The key lies in storytelling for travel suppliers considering capitalising on this niche market. As Marchelle aptly puts it, “At the end of the day, ghost tours are about experiencing a town at a different time and seeing it in a different light.”

The experiences offered by Ailsa and Marchelle aren’t just focused ghosts. They’re about the tales of the town, its history, and the characters who once roamed its streets. By integrating history, culture, and supernatural elements, one can create a unique travel experience that appeals to both believers and sceptics and the young and old alike.

Unfortunately, according to Johann Latsky, Owner of Latsky Multimedia and someone who has experienced countless supernatural occurrences throughout South Africa first-hand, many historical hotels and museums are hesitant to speak about stories regarding encounters with the paranormal on their properties.

Johann recently produced a Netflix series focused on paranormal activity in towns across the country (the name of which remains confidential) and says it was extremely challenging to find anyone willing to share their tales on camera.
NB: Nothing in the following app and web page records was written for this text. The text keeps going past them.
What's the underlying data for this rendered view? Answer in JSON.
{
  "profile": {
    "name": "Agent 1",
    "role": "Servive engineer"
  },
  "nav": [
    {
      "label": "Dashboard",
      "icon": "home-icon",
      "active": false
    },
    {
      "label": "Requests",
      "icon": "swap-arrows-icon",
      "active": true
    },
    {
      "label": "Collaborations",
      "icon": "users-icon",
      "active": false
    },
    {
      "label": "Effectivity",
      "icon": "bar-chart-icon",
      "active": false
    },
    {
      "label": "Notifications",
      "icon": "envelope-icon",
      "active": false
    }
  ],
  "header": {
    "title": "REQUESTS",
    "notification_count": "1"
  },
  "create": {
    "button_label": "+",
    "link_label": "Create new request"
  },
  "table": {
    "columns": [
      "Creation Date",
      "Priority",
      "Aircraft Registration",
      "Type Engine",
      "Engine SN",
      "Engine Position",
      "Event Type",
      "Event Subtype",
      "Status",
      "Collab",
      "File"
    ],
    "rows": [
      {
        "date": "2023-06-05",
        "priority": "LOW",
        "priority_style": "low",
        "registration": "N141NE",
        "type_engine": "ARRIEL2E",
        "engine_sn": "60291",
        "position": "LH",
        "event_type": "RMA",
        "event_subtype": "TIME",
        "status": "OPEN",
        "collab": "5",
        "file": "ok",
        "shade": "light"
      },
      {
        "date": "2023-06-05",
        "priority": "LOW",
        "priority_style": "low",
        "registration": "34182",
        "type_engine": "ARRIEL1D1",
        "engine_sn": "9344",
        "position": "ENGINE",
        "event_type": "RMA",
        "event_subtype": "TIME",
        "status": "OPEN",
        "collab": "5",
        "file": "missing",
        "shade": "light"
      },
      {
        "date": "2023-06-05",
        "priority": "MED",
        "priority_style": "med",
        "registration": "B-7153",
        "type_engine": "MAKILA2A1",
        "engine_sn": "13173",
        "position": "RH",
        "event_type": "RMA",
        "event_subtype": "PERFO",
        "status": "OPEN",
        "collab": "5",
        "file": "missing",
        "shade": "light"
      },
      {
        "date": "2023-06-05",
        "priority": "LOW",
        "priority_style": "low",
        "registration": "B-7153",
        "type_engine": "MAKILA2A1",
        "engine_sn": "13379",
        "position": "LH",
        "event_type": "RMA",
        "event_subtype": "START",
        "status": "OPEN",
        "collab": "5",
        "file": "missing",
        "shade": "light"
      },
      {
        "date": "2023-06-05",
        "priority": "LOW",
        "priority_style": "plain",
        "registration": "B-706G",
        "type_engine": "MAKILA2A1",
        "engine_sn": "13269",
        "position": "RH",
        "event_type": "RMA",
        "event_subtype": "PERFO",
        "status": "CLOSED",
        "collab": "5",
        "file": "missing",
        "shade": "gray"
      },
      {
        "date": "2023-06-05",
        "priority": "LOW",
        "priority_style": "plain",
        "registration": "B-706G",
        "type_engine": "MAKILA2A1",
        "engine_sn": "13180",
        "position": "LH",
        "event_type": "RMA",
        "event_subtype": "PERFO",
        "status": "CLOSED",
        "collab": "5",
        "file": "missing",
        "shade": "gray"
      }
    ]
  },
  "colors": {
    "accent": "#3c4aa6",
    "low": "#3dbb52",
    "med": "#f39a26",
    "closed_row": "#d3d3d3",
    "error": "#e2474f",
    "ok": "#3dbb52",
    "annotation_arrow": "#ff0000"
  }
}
“They fear the stigma associated with it and worry it could hurt their reputation when, in fact, it only adds intrigue to their offering. I believe it’s an especially strong selling point for museums, in particular. South African museums are struggling a lot at the moment. The youth isn’t all that interested in visiting them – after all, they can access historical information online with the click of a mouse nowadays. But throw in a ghost story or two associated with the museum or its contents, and they’ll be queuing around the block,” he says.

The growth and potential of haunted tourism in SA

Haunted tourism isn’t just a fleeting trend. Ailsa, having operated her ghost walk for 21 years, notes a marked increase in participants over the years. Furthermore, both of our interviewees highlight a mix of locals and international visitors taking an interest in these tours.

So, how can travel suppliers capitalise on this growing niche market? According to Johann, for historic hotels and museums, while they needn’t be a core USP, it’s beneficial to embrace the paranormal stories as something that makes a property all the more captivating and unique.

For tour operators and solo entrepreneurs, it’s all about partnering with local businesses and taking advantage of word-of-mouth referrals.

“I have a website, and I also market my tour on social media. But I have to say, my best advertising comes from the locals, the guesthouses, and the hotels,” comments Marchelle.

“My office is at Montagu Country Hotel. They’re very generous with advertising my business and my activities to their guests. I also have relationships with various tour operators. I think the tour is seen as a driver for encouraging people to spend more than just one night at Montagu, which until recently has been viewed as a simple overnight stop on the R62. We all support each other within the tourism industry. I’m very fortunate to be a part of this community,” she adds.

Word of Caution

Ailsa brings up a valid concern: “I was approached by someone doing research into ghost tourism last year and was disturbed by the emphasis she placed on nasty elements and sensationalism. The blood, gore, and jump scares could too easily become the focus of ghost and haunted tourism and could be detrimental to this layered storytelling genre.”

It’s imperative to remember that at the heart of every journey, story, or haunted tour, is the essence of human connection and curiosity. Whether you’re wandering the moonlit streets of Prince Albert or cycling through the historic avenues of Montagu, the real appeal is the living, breathing history of these magical places.

Ultimately, there’s no doubt that haunted tourism in South Africa offers an intimate, unique, and exhilarating experience. As South Africa’s ghostly narratives unfold, one thing is clear: the past isn’t truly past. It’s only waiting in the shadows for the next curious traveller.

Africa Travel Week

Africa Travel Week (ATW) focuses on inbound and outbound markets for general leisure tourism, luxury travel, LGBTQ+ travel and the MICE/business travel sector as well as travel technology. Shows include: ILTM Africa, WTM Africa, EQUAL Africa, ibtm AFRICA, Travel Forward, Sports & Events Tourism Exchange and African Tourism Investment Summit.